Copy out each line of the material that includes the word "caption".

┄┄┄┄┄┄

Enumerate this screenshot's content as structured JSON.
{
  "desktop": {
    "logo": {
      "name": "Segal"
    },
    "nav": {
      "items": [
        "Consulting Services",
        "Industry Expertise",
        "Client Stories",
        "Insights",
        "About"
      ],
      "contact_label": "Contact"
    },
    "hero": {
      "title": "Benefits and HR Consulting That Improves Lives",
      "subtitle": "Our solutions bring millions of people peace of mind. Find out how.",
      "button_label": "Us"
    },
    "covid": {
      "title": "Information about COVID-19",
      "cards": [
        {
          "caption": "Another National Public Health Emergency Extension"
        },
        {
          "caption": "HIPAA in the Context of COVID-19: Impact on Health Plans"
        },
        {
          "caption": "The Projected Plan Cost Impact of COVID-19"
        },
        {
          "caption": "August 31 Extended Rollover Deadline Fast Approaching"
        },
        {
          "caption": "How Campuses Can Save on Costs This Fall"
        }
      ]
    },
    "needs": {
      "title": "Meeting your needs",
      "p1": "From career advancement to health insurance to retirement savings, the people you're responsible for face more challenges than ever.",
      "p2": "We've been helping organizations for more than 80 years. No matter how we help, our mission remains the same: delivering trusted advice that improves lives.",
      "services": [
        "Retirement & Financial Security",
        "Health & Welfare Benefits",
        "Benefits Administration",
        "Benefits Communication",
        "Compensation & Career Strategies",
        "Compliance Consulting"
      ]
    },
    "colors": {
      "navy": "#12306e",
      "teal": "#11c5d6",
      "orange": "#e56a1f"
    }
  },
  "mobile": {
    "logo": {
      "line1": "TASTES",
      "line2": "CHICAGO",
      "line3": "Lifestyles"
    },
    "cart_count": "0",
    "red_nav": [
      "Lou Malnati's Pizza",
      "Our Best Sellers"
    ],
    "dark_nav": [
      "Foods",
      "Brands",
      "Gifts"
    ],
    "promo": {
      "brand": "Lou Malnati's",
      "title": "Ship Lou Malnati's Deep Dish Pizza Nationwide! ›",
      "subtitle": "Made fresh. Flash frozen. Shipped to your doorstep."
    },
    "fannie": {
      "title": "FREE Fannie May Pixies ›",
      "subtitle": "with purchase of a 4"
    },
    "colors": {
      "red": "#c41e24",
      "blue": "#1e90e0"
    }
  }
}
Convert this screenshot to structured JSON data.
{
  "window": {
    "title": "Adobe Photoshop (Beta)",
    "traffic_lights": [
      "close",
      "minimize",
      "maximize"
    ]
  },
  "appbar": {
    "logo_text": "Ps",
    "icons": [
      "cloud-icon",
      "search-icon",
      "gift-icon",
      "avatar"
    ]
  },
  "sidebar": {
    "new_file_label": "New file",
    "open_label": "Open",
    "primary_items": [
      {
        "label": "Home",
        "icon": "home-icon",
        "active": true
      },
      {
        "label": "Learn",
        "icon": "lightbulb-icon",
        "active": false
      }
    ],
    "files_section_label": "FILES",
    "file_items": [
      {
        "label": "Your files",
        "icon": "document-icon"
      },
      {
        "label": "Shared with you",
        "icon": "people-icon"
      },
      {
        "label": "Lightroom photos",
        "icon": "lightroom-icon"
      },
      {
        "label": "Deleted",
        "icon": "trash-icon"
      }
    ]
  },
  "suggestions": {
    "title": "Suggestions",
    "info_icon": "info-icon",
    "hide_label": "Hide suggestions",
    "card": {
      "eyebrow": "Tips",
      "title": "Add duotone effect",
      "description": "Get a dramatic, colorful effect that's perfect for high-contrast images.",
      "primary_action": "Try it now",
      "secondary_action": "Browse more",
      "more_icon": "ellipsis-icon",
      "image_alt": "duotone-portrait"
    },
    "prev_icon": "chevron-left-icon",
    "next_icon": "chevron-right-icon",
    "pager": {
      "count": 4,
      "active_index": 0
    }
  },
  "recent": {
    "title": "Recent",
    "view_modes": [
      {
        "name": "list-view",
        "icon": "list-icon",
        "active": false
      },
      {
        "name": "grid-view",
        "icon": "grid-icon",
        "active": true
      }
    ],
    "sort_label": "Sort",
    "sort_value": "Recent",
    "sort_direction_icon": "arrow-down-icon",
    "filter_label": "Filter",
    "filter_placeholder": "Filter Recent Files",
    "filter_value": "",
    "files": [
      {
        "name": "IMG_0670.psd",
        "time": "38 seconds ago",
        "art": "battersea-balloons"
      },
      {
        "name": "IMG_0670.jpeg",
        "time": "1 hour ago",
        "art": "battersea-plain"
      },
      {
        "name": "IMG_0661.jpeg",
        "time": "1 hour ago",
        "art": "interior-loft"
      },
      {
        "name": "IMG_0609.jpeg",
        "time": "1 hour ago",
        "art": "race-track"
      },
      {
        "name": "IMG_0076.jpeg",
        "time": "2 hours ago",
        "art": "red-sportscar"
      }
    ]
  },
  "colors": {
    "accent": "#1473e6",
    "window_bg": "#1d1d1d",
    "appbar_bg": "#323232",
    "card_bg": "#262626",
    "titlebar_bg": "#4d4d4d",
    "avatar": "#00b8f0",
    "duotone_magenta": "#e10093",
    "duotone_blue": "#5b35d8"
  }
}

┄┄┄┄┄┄

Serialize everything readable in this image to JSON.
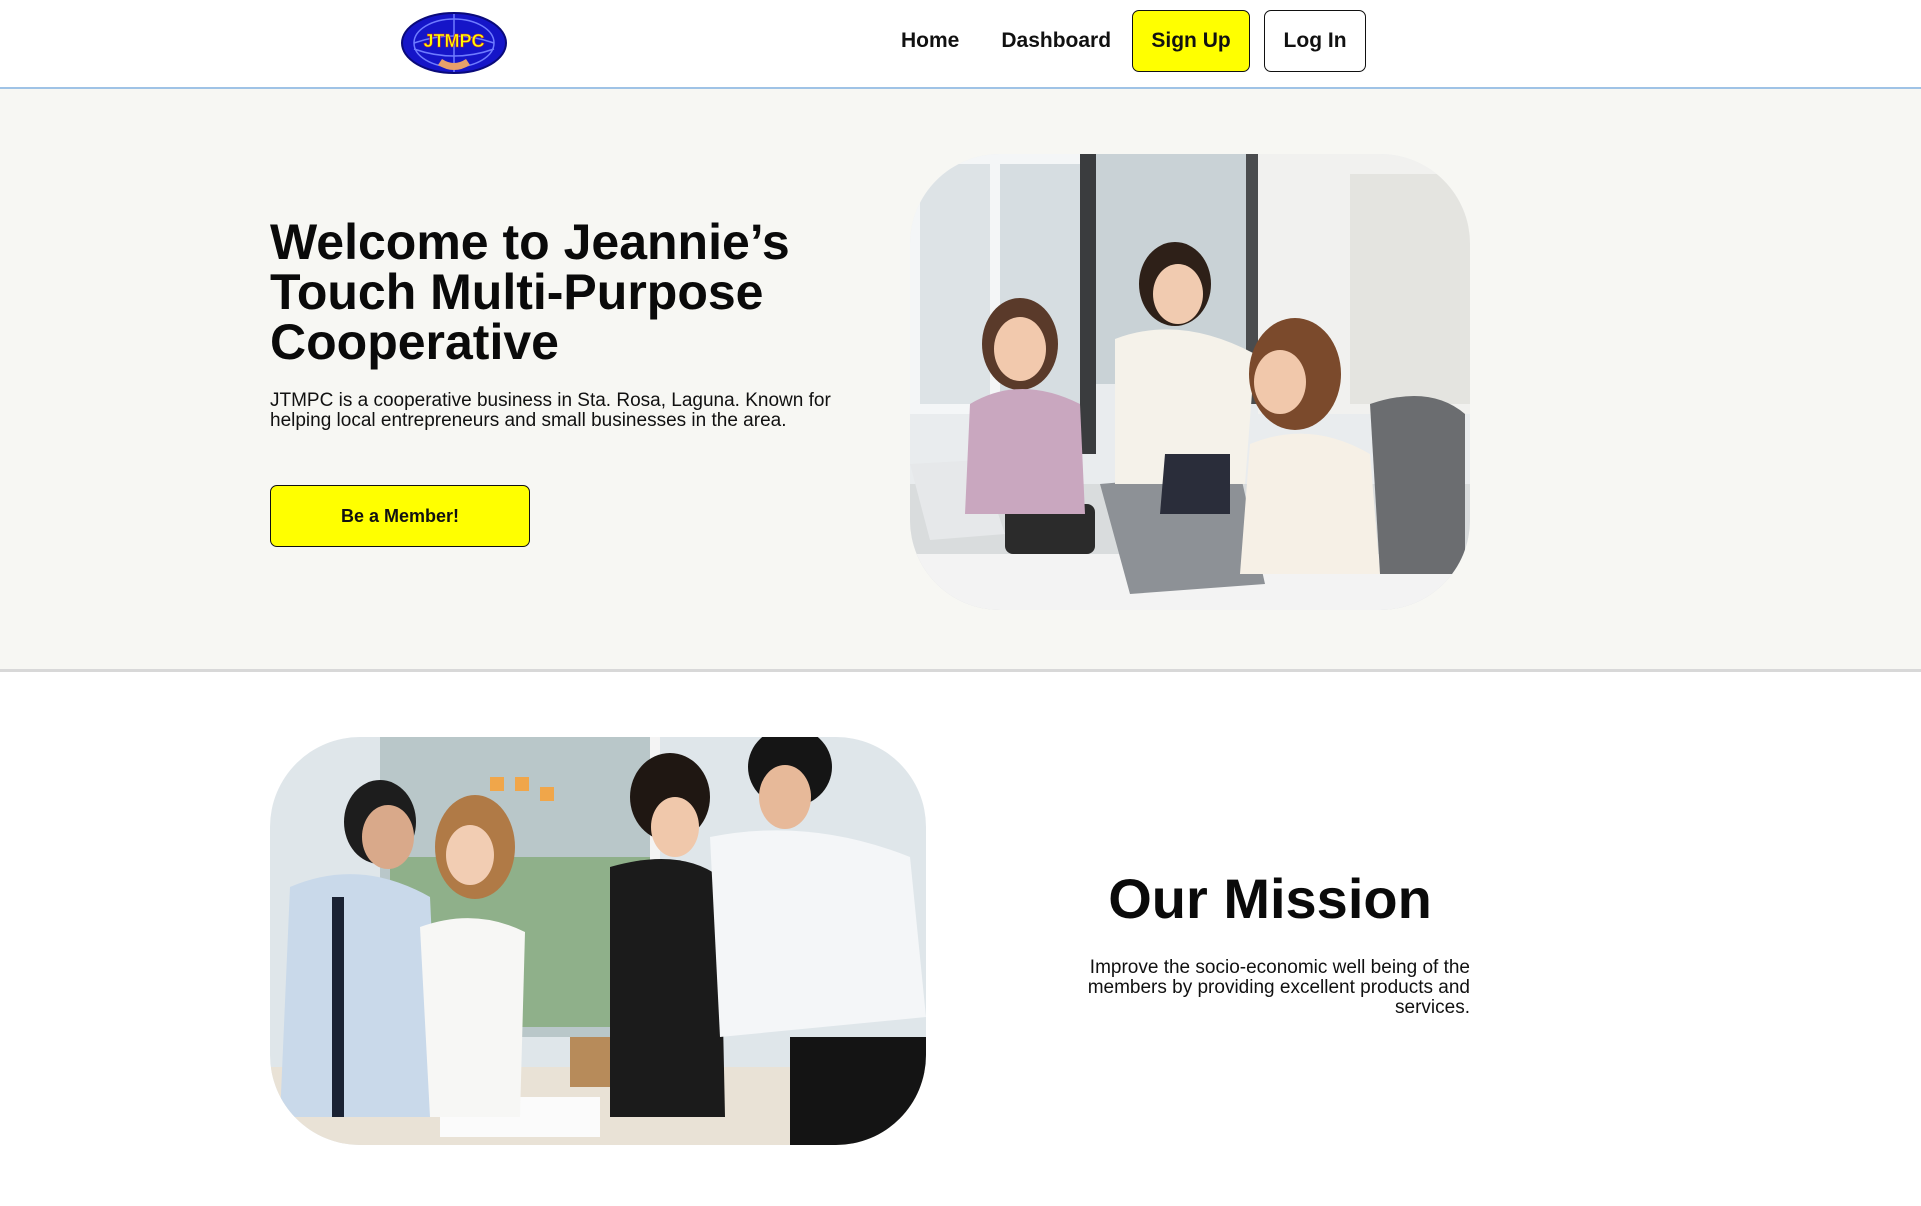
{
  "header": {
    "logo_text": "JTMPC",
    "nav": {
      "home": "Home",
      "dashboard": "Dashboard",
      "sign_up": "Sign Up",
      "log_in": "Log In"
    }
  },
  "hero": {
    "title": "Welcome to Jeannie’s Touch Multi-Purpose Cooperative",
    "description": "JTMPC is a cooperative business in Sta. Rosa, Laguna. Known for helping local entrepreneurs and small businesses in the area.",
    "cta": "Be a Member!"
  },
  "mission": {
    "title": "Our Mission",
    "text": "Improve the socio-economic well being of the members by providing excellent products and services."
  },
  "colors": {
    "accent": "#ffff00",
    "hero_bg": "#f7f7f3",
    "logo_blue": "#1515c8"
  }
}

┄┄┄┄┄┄

### WRITTEN ANSWER
          "caption": "Another National Public Health Emergency Extension"
          "caption": "HIPAA in the Context of COVID-19: Impact on Health Plans"
          "caption": "The Projected Plan Cost Impact of COVID-19"
          "caption": "August 31 Extended Rollover Deadline Fast Approaching"
          "caption": "How Campuses Can Save on Costs This Fall"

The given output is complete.